First up is a Surly Cross Check that I bought as just a frame in 2000. It's one of the early bean-green frames, and one of the last made with Reynolds 631 tubing. This one started life as sort of a fun off-road cyclocross bike:

Sort of silly that I had bought a 56 cm frame, given that I'm over 6 feet tall, with a 34 inch inseam. Should have gotten a 58 cm at least, and perhaps a 60 cm. As you can see, the bars are quite a bit lower than the saddle. Don't get me wrong—it was a gas to ride—but a sure-fire recipe for a stiff neck later.

So I let my sister's boyfriend ride it for a while, but he really wanted a mountain bike. Then I almost ended up selling it, but decided to make it into a single-speed commuter instead:

Turned out to be the right decision. I always liked the way this bike rides, and it continues to be a pleasure with the upright bars. It's currently a 39-18 with a Formula flip-flop rear hub. It has a Shimano 3N70 dynamo front hub powering an Inoled 20+ 2-watt LED headlight, Nitto Dove bars, Zefal Safari 3 rack and Brooks flyer. All of these things I mention specifically because I like them a lot and would recommend them to anyone. The front view at the top of the post shows the dynamo hub and the Inoled on its Inofix stem mount. Also shown is the Woody Woodpecker headbadge, the origin of which is an Ancient German-Irish Secret, and huge homemade mud flap. Note in the side view how the mud flap falls below a line between the bottom of the front wheel and the bottom of the chainring, intercepting the stream of wet, gritty crap present whenever one is in motion during one of Wisconsin's winters.

Because this bike was designed to take the largest tires possible, the chainstay bridge was pretty far forward. There used to be a huge, ugly gap between the fender and the tire and the fender touched the seat mast:

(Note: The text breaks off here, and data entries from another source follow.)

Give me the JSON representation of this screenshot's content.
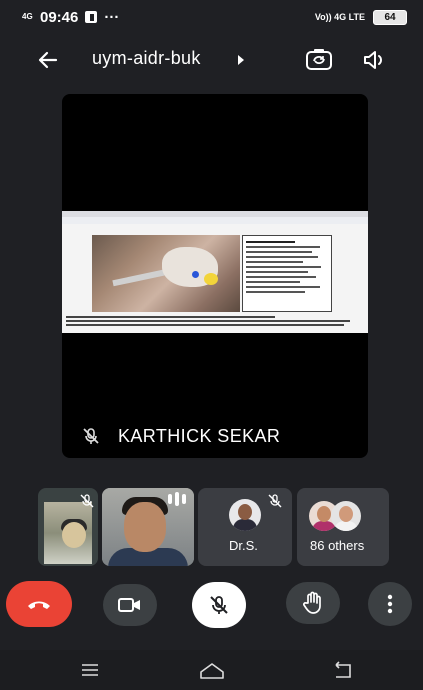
{
  "status_bar": {
    "network": "4G",
    "time": "09:46",
    "notifications": "···",
    "carrier_tag": "Vo)) 4G LTE",
    "battery": "64"
  },
  "header": {
    "meeting_code": "uym-aidr-buk",
    "back_icon": "arrow-left-icon",
    "switch_camera_icon": "switch-camera-icon",
    "speaker_icon": "speaker-icon"
  },
  "main_tile": {
    "participant_name": "KARTHICK SEKAR",
    "muted": true
  },
  "participants": [
    {
      "label": "",
      "muted": true
    },
    {
      "label": "",
      "speaking": true
    },
    {
      "label": "Dr.S.",
      "muted": true
    },
    {
      "label": "86 others"
    }
  ],
  "controls": {
    "end_call_icon": "end-call-icon",
    "camera_icon": "video-camera-icon",
    "mic_icon": "mic-off-icon",
    "hand_icon": "raise-hand-icon",
    "more_icon": "more-vertical-icon"
  },
  "colors": {
    "background": "#1f2024",
    "end_call": "#ea4335",
    "control_bg": "#3c4043",
    "mic_active_bg": "#ffffff"
  }
}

Can't have that. Fortunately, our local hardware store had a 15-cent nylon spacer that now moves the fender back just enough to look good and resolve the touching issue:

Also visible is the no-skid and electrical tape chainstay protector.

The other issue with the fender was a major conflict with the Zefal rack. The Cross Check has only one rear braze-on, so the chunky Zefal rack mounts and the v-stays of the SKS fenders have to attach at the same point. Visible in the side view (several pictures above) is a lot of crossing of rack and fender stays. In the end, they simply weren't going to both attach to the outside of the dropout, so I ran an extra-long bolt and nutted the stays to the inboard side of the braze-ons:

which wouldn't have worked with a multi-speed setup, but works just fine with a single.

This is still a cyclocross bike. It has a high bottom bracket, snappy handling and a short wheelbase that results in some substantial toe overlap with the front wheel. Even so, it's remarkably stable, agile and its horizontal dropouts and enormous tire clearance make it very versatile. It can easily handle 700c 35 Nokian Hakkapeliitta studded tires, which I used briefly this spring (I'll use them more extensively this winter). They have a harsh ride, but combining them with the dynamo hub make this a very capable winter bike.